- Bovington Tank Museum, Dorset, UK—one of a number assembled by British Army Royal Electrical and Mechanical Engineers for trials, late production model.
- Imperial War Museum Duxford, Duxford, UK. Early production variant. This has three shot penetrations on the right side of the engine compartment while the left side has been sectioned and opened to public view. Was hit during the battle of Hechtel, Belgium by Hugh Griffiths, Baron Griffiths 
- Kubinka Tank Museum, Moscow, Russia
- Musée des Blindés in Saumur, France
- Sinsheim Auto & Technik Museum, Sinsheim, Germany
- Panzermuseum Thun, Thun, Switzerland
- Anniston Army Depot, Anniston, Alabama, USA - In storage at Center for Military History Museum Support Center - Anniston
- The Wheatcroft Collection in the UK owns a small collection of parts of Jagdpanthers and hopes to restore one.
- Elefant, another enclosed German tank destroyer mounting the PaK 43.
- Higgins, David R. (2014). Jagdpanther vs SU-100. Eastern Front 1945. Osprey Publishing.
- AFV Profile No. 10 p17
- AFV Profile No 10 p19.
- Spielberger, p. 196
- "Accession record for Museum collection".
- Imperial War Museum. "Sd Kfz 173 Jagdpanther (Tank Destoyer [sic])". Imperial War Museum Collections Search. Retrieved 17 February 2012.
- Spielberger, Walter, Panther & Its Variants, 1993. ISBN 0-88740-397-2
- Chris Ellis & Peter Chamberlain, AFV Profile No. 10 - Panzerkampfwagen V Panther Profile Publications.
- "Jagdpanther". AFV Database. Archived from the original on 28 December 2012.
- Information about the Jagdpanther at Panzerworld

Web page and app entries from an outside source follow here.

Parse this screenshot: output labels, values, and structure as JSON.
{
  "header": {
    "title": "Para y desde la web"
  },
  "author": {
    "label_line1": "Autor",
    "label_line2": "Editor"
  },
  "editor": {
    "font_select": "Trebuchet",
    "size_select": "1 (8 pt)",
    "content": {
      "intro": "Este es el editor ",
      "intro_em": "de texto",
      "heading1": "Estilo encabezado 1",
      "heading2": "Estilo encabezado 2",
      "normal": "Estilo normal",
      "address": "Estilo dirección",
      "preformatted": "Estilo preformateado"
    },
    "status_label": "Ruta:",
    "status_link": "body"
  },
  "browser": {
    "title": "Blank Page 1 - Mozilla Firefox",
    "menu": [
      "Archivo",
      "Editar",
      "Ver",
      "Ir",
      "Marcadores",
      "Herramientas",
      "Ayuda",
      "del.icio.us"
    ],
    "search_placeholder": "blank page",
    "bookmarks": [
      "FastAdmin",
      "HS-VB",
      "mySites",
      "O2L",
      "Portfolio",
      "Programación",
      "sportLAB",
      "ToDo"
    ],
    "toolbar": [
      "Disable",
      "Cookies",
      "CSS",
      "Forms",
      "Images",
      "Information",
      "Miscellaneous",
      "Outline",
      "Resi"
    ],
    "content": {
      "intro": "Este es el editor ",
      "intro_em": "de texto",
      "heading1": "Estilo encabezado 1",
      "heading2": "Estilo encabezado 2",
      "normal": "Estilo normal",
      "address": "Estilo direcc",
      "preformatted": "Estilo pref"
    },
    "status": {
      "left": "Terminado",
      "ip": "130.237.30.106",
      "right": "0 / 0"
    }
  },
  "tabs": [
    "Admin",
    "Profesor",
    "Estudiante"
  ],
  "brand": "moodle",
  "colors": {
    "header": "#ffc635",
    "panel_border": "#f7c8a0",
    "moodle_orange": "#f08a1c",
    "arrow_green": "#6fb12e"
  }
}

- Achtung Panzer!
- Panthers survivors—A PDF file presenting the Panther tanks (Panther, Jagdpanther, Bergepanther) still surviving